And that could bode well for the eminently talented Edwards, who in 2010 grew his fan base and enhanced his reputation by going into the grandstands and high-fiving race fans after winning races. Among the Roush drivers in the Chase era, the Missouri native has the most race victories, 18, to Biffle's 15 and 11 for Kenseth. Edwards's 18 first-place finishes tied him for fourth overall since 2004, behind only Johnson (47), Tony Stewart (22) and Kyle Busch (19).
But as Hendrick and Roush both learned the hard way in 2010, there is little carryover year to year in the Sprint Cup Series. In 2011, the Ford and Dodge teams will all have a new upper nose, while all four manufacturers will have new and more attractive lower nose sections, with no more of the ungainly splitter braces.
And Roush Fenway probably can't count on as much help from RPM in 2011 as they got in 2010. Kahne and his talented crew chief Kenny Francis have moved on to greener pastures at Red Bull Toyota, while RPM has shed 75 employees and two of its four teams as it goes through yet another ownership change with an uncertain future. “Jack's cars are fastest when there's another competitive Ford team,” a Ford Racing official says. “He does better with in-house competition.”
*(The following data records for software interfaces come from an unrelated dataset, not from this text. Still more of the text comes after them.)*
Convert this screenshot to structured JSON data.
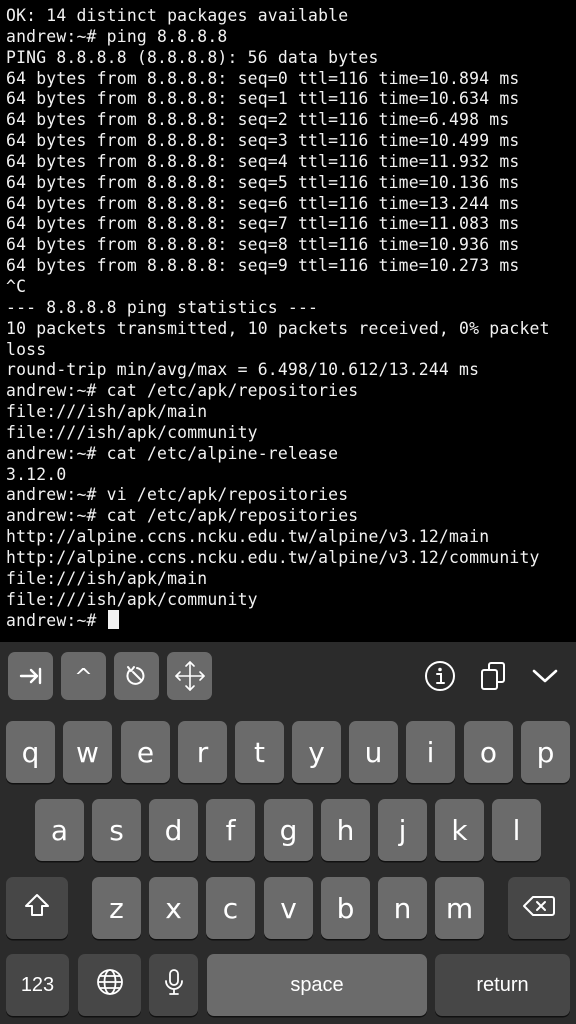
{
  "terminal": {
    "lines": [
      "OK: 14 distinct packages available",
      "andrew:~# ping 8.8.8.8",
      "PING 8.8.8.8 (8.8.8.8): 56 data bytes",
      "64 bytes from 8.8.8.8: seq=0 ttl=116 time=10.894 ms",
      "64 bytes from 8.8.8.8: seq=1 ttl=116 time=10.634 ms",
      "64 bytes from 8.8.8.8: seq=2 ttl=116 time=6.498 ms",
      "64 bytes from 8.8.8.8: seq=3 ttl=116 time=10.499 ms",
      "64 bytes from 8.8.8.8: seq=4 ttl=116 time=11.932 ms",
      "64 bytes from 8.8.8.8: seq=5 ttl=116 time=10.136 ms",
      "64 bytes from 8.8.8.8: seq=6 ttl=116 time=13.244 ms",
      "64 bytes from 8.8.8.8: seq=7 ttl=116 time=11.083 ms",
      "64 bytes from 8.8.8.8: seq=8 ttl=116 time=10.936 ms",
      "64 bytes from 8.8.8.8: seq=9 ttl=116 time=10.273 ms",
      "^C",
      "--- 8.8.8.8 ping statistics ---",
      "10 packets transmitted, 10 packets received, 0% packet",
      "loss",
      "round-trip min/avg/max = 6.498/10.612/13.244 ms",
      "andrew:~# cat /etc/apk/repositories",
      "file:///ish/apk/main",
      "file:///ish/apk/community",
      "andrew:~# cat /etc/alpine-release",
      "3.12.0",
      "andrew:~# vi /etc/apk/repositories",
      "andrew:~# cat /etc/apk/repositories",
      "http://alpine.ccns.ncku.edu.tw/alpine/v3.12/main",
      "http://alpine.ccns.ncku.edu.tw/alpine/v3.12/community",
      "file:///ish/apk/main",
      "file:///ish/apk/community"
    ],
    "prompt": "andrew:~# ",
    "colors": {
      "background": "#000000",
      "foreground": "#f2f2f2"
    }
  },
  "accessory_bar": {
    "buttons": [
      {
        "name": "tab-key-button",
        "icon": "tab-arrow-icon"
      },
      {
        "name": "control-key-button",
        "icon": "caret-icon",
        "label": "^"
      },
      {
        "name": "escape-key-button",
        "icon": "escape-icon"
      },
      {
        "name": "arrow-keys-button",
        "icon": "move-arrows-icon"
      }
    ],
    "right_icons": [
      "info-icon",
      "paste-icon",
      "hide-keyboard-chevron-icon"
    ]
  },
  "keyboard": {
    "row1": [
      "q",
      "w",
      "e",
      "r",
      "t",
      "y",
      "u",
      "i",
      "o",
      "p"
    ],
    "row2": [
      "a",
      "s",
      "d",
      "f",
      "g",
      "h",
      "j",
      "k",
      "l"
    ],
    "row3": [
      "z",
      "x",
      "c",
      "v",
      "b",
      "n",
      "m"
    ],
    "numbers_label": "123",
    "space_label": "space",
    "return_label": "return",
    "colors": {
      "key": "#6b6b6b",
      "dark_key": "#474747",
      "background": "#2b2b2b"
    }
  }
}
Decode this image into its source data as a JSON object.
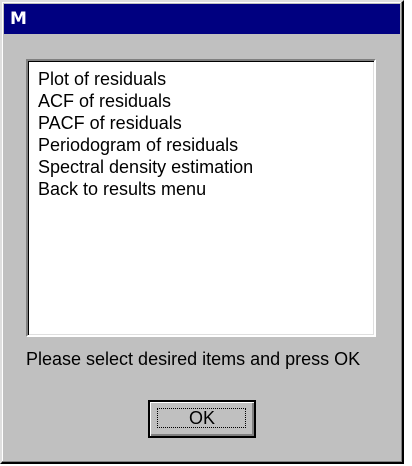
{
  "window": {
    "title": "M"
  },
  "listbox": {
    "items": [
      {
        "label": "Plot of residuals"
      },
      {
        "label": "ACF of residuals"
      },
      {
        "label": "PACF of residuals"
      },
      {
        "label": "Periodogram of residuals"
      },
      {
        "label": "Spectral density estimation"
      },
      {
        "label": "Back to results menu"
      }
    ]
  },
  "status": {
    "text": "Please select desired items and press OK"
  },
  "buttons": {
    "ok_label": "OK"
  },
  "colors": {
    "titlebar": "#000080",
    "face": "#c0c0c0",
    "list_background": "#ffffff"
  }
}
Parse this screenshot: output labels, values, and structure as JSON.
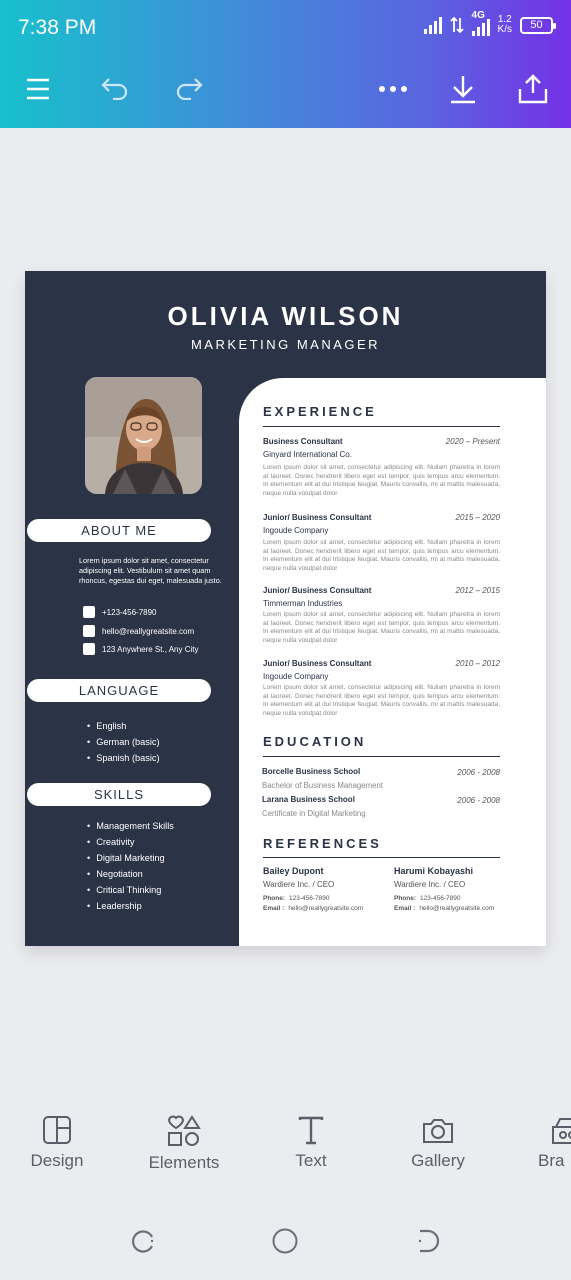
{
  "status_bar": {
    "time": "7:38 PM",
    "network": "4G",
    "speed_value": "1.2",
    "speed_unit": "K/s",
    "battery": "50"
  },
  "toolbar": {
    "icons": [
      "menu-icon",
      "undo-icon",
      "redo-icon",
      "more-icon",
      "download-icon",
      "share-icon"
    ]
  },
  "resume": {
    "name": "OLIVIA WILSON",
    "role": "MARKETING MANAGER",
    "about_title": "ABOUT ME",
    "about_text": "Lorem ipsum dolor sit amet, consectetur adipiscing elit. Vestibulum sit amet quam rhoncus, egestas dui eget, malesuada justo.",
    "contact": {
      "phone": "+123-456-7890",
      "email": "hello@reallygreatsite.com",
      "address": "123 Anywhere St., Any City"
    },
    "language_title": "LANGUAGE",
    "languages": [
      "English",
      "German (basic)",
      "Spanish (basic)"
    ],
    "skills_title": "SKILLS",
    "skills": [
      "Management Skills",
      "Creativity",
      "Digital Marketing",
      "Negotiation",
      "Critical Thinking",
      "Leadership"
    ],
    "experience_title": "EXPERIENCE",
    "experience": [
      {
        "title": "Business Consultant",
        "date": "2020 – Present",
        "company": "Ginyard International Co.",
        "text": "Lorem ipsum dolor sit amet, consectetur adipiscing elit. Nullam pharetra in lorem at laoreet. Donec hendrerit libero eget est tempor, quis tempus arcu elementum. In elementum elit at dui tristique feugiat. Mauris convallis, mi at mattis malesuada, neque nulla volutpat dolor"
      },
      {
        "title": "Junior/ Business Consultant",
        "date": "2015 – 2020",
        "company": "Ingoude Company",
        "text": "Lorem ipsum dolor sit amet, consectetur adipiscing elit. Nullam pharetra in lorem at laoreet. Donec hendrerit libero eget est tempor, quis tempus arcu elementum. In elementum elit at dui tristique feugiat. Mauris convallis, mi at mattis malesuada, neque nulla volutpat dolor"
      },
      {
        "title": "Junior/ Business Consultant",
        "date": "2012 – 2015",
        "company": "Timmerman Industries",
        "text": "Lorem ipsum dolor sit amet, consectetur adipiscing elit. Nullam pharetra in lorem at laoreet. Donec hendrerit libero eget est tempor, quis tempus arcu elementum. In elementum elit at dui tristique feugiat. Mauris convallis, mi at mattis malesuada, neque nulla volutpat dolor"
      },
      {
        "title": "Junior/ Business Consultant",
        "date": "2010 – 2012",
        "company": "Ingoude Company",
        "text": "Lorem ipsum dolor sit amet, consectetur adipiscing elit. Nullam pharetra in lorem at laoreet. Donec hendrerit libero eget est tempor, quis tempus arcu elementum. In elementum elit at dui tristique feugiat. Mauris convallis, mi at mattis malesuada, neque nulla volutpat dolor"
      }
    ],
    "education_title": "EDUCATION",
    "education": [
      {
        "school": "Borcelle Business School",
        "date": "2006 - 2008",
        "degree": "Bachelor of Business Management"
      },
      {
        "school": "Larana Business School",
        "date": "2006 - 2008",
        "degree": "Certificate in Digital Marketing"
      }
    ],
    "references_title": "REFERENCES",
    "references": [
      {
        "name": "Bailey Dupont",
        "company": "Wardiere Inc. / CEO",
        "phone_label": "Phone:",
        "phone": "123-456-7890",
        "email_label": "Email :",
        "email": "hello@reallygreatsite.com"
      },
      {
        "name": "Harumi Kobayashi",
        "company": "Wardiere Inc. / CEO",
        "phone_label": "Phone:",
        "phone": "123-456-7890",
        "email_label": "Email :",
        "email": "hello@reallygreatsite.com"
      }
    ]
  },
  "bottom_tools": [
    {
      "label": "Design",
      "icon": "layout-icon"
    },
    {
      "label": "Elements",
      "icon": "shapes-icon"
    },
    {
      "label": "Text",
      "icon": "text-icon"
    },
    {
      "label": "Gallery",
      "icon": "camera-icon"
    },
    {
      "label": "Bra",
      "icon": "brand-icon"
    }
  ],
  "colors": {
    "navy": "#2b3347",
    "gradient_start": "#17c0cc",
    "gradient_end": "#7431e6"
  }
}
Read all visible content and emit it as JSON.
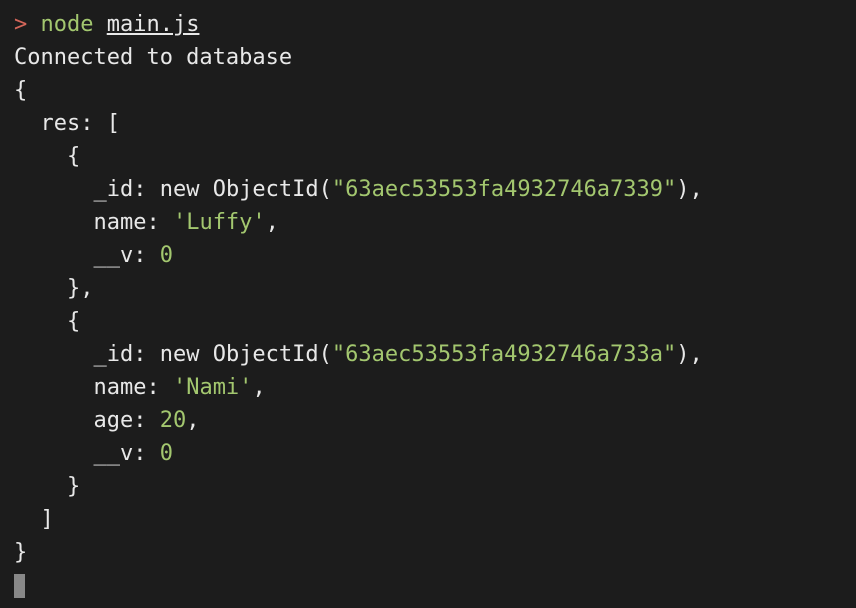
{
  "prompt": {
    "symbol": ">",
    "node": "node",
    "file": "main.js"
  },
  "output": {
    "connected": "Connected to database",
    "open_brace": "{",
    "res_label": "  res: [",
    "obj1_open": "    {",
    "obj1_id_key": "      _id: ",
    "obj1_id_new": "new",
    "obj1_id_class": " ObjectId(",
    "obj1_id_value": "\"63aec53553fa4932746a7339\"",
    "obj1_id_close": "),",
    "obj1_name_key": "      name: ",
    "obj1_name_value": "'Luffy'",
    "obj1_name_comma": ",",
    "obj1_v_key": "      __v: ",
    "obj1_v_value": "0",
    "obj1_close": "    },",
    "obj2_open": "    {",
    "obj2_id_key": "      _id: ",
    "obj2_id_new": "new",
    "obj2_id_class": " ObjectId(",
    "obj2_id_value": "\"63aec53553fa4932746a733a\"",
    "obj2_id_close": "),",
    "obj2_name_key": "      name: ",
    "obj2_name_value": "'Nami'",
    "obj2_name_comma": ",",
    "obj2_age_key": "      age: ",
    "obj2_age_value": "20",
    "obj2_age_comma": ",",
    "obj2_v_key": "      __v: ",
    "obj2_v_value": "0",
    "obj2_close": "    }",
    "array_close": "  ]",
    "close_brace": "}"
  }
}
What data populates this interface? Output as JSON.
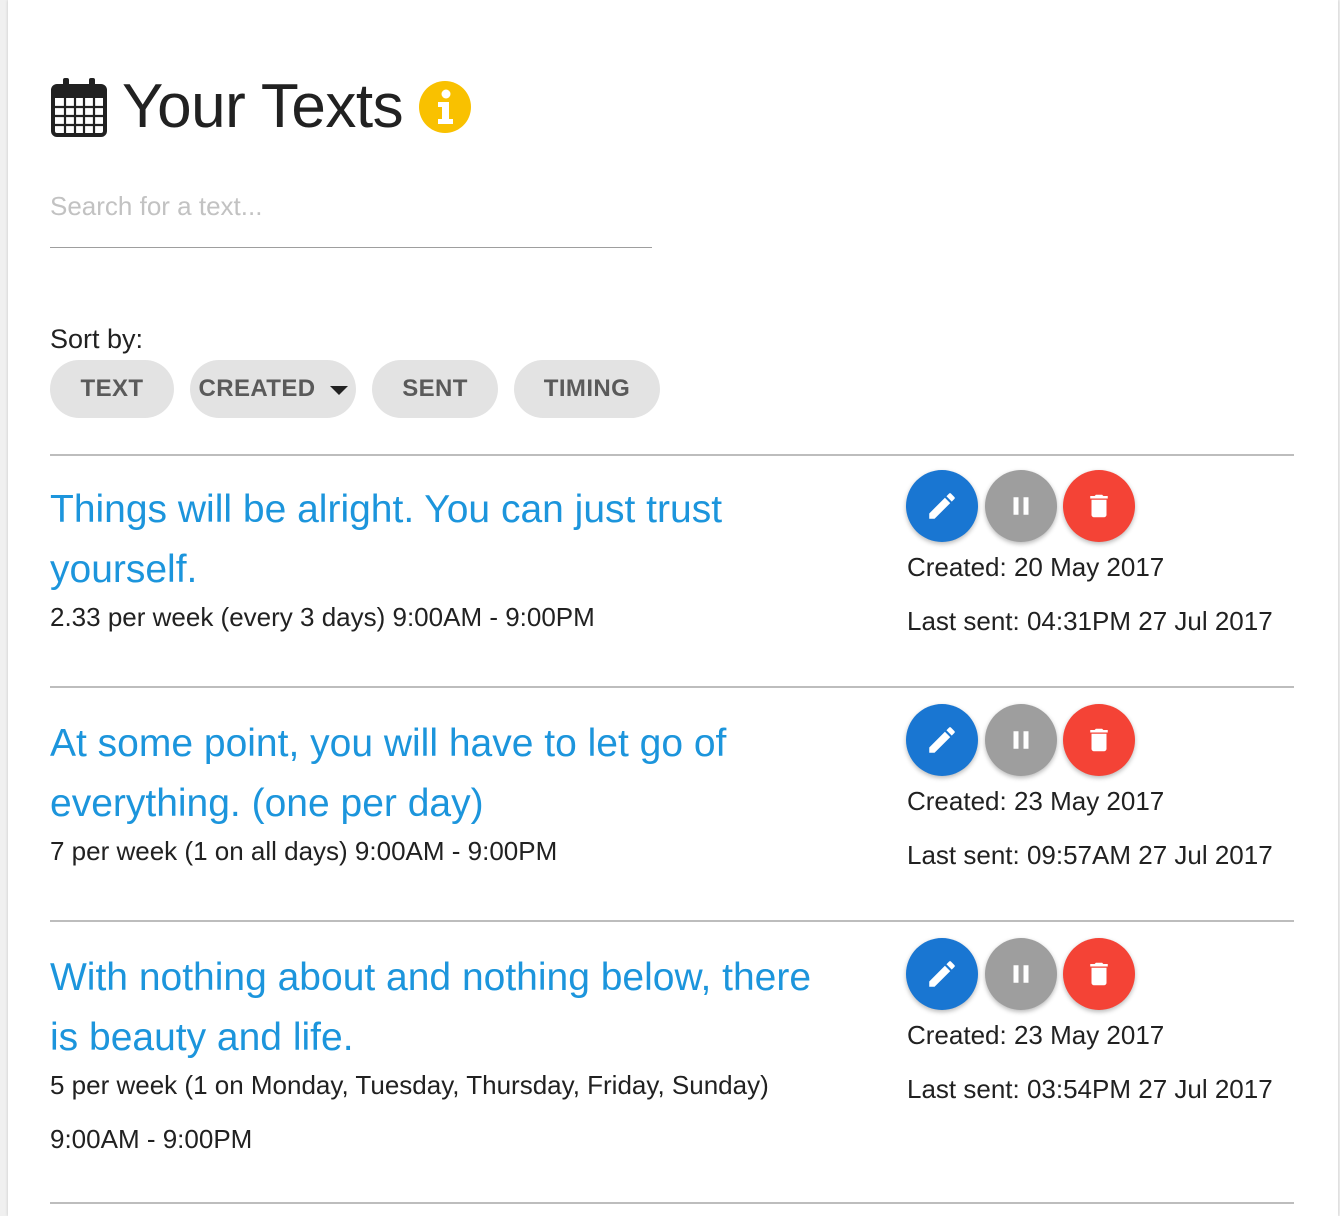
{
  "header": {
    "title": "Your Texts",
    "icon": "calendar-icon",
    "info_icon": "info-icon",
    "info_color": "#f9c100"
  },
  "search": {
    "placeholder": "Search for a text...",
    "value": ""
  },
  "sort": {
    "label": "Sort by:",
    "options": [
      {
        "label": "TEXT"
      },
      {
        "label": "CREATED"
      },
      {
        "label": "SENT"
      },
      {
        "label": "TIMING"
      }
    ],
    "active_option": "CREATED",
    "active_direction_icon": "caret-down-icon"
  },
  "colors": {
    "quote": "#1c95dc",
    "edit": "#1976d2",
    "pause": "#9e9e9e",
    "delete": "#f44336",
    "chip": "#e3e3e3"
  },
  "texts": [
    {
      "quote_line1": "Things will be alright. You can just trust",
      "quote_line2": "yourself.",
      "schedule_line1": "2.33 per week (every 3 days) 9:00AM - 9:00PM",
      "schedule_line2": "",
      "created": "Created: 20 May 2017",
      "last_sent": "Last sent: 04:31PM 27 Jul 2017"
    },
    {
      "quote_line1": "At some point, you will have to let go of",
      "quote_line2": "everything. (one per day)",
      "schedule_line1": "7 per week (1 on all days) 9:00AM - 9:00PM",
      "schedule_line2": "",
      "created": "Created: 23 May 2017",
      "last_sent": "Last sent: 09:57AM 27 Jul 2017"
    },
    {
      "quote_line1": "With nothing about and nothing below, there",
      "quote_line2": "is beauty and life.",
      "schedule_line1": "5 per week (1 on Monday, Tuesday, Thursday, Friday, Sunday)",
      "schedule_line2": "9:00AM - 9:00PM",
      "created": "Created: 23 May 2017",
      "last_sent": "Last sent: 03:54PM 27 Jul 2017"
    }
  ]
}
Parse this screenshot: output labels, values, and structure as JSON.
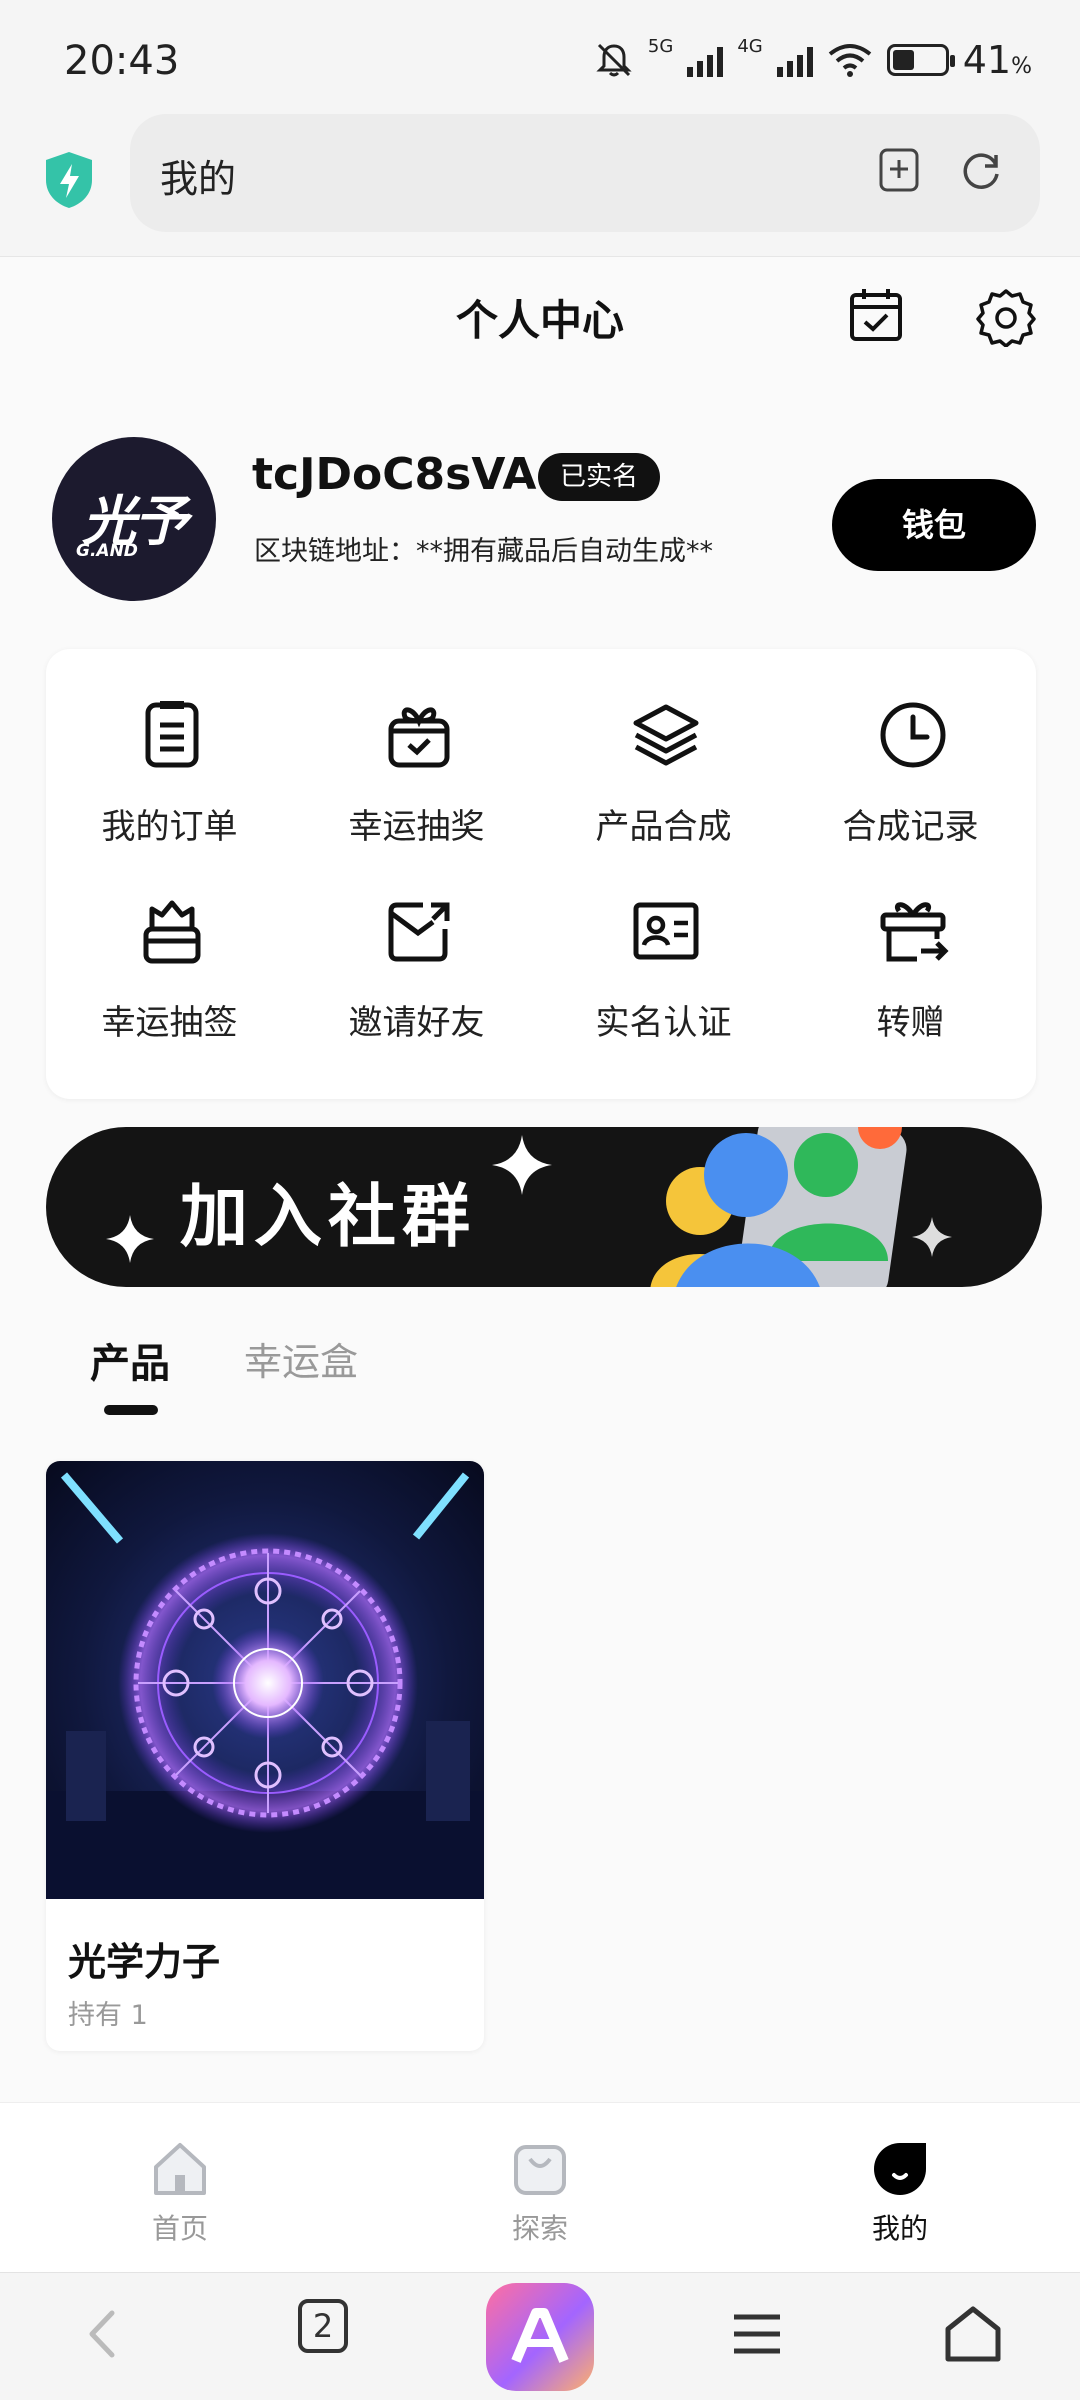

Whoever figures out the nuances of the new nose will have a distinct advantage at the start of 2011, just as Joe Gibbs Racing did when NASCAR switched from wing to spoiler in 2010. And make no mistake about it, in this day and age, NASCAR Sprint Cup races are won by engineers – the brilliant and highly educated nerds who run the seven-post machines and sift through wind tunnel data – as much or more as they are by the men who drive the racecars.
How else could one explain how Edwards won nine races in 2008, then went 0 for 70 in 2009 and the first 34 races of '10, before ending last season with dominating victories? Get the car right and the driver can do his job. Otherwise, he's screwed. It's really not a whole lot more complicated than that.
For Edwards, finally dethroning Johnson in 2011 is Job No. 1.
“How do we beat those guys? I believe that our slope, our game is a little steeper than theirs right now,” says Edwards of Johnson and the No. 48 Hendrick Motorsports squad. “The question is, can we keep that going? We have been better at times: We've proven that. Other people have been better at times. But on average, the No. 48 team has just been better than everyone else.
“I look at what we have; I look at the two cars sitting next to one another and I understand that those cars are made of shocks, springs, the chassis, the body, the engine… I look at all those parameters and where we are headed, and I feel like we are making really good progress.
“So with that being said, we just have to hope that we can continue that. How do we stack up compared to them? I still feel like we are on more of an upswing than we were in 2008.”
We'll all know soon enough if he's right or not.
• For the full version of this feature article, plus much more, check out the February 2011 issue of RACER magazine. CLICK HERE to subscribe.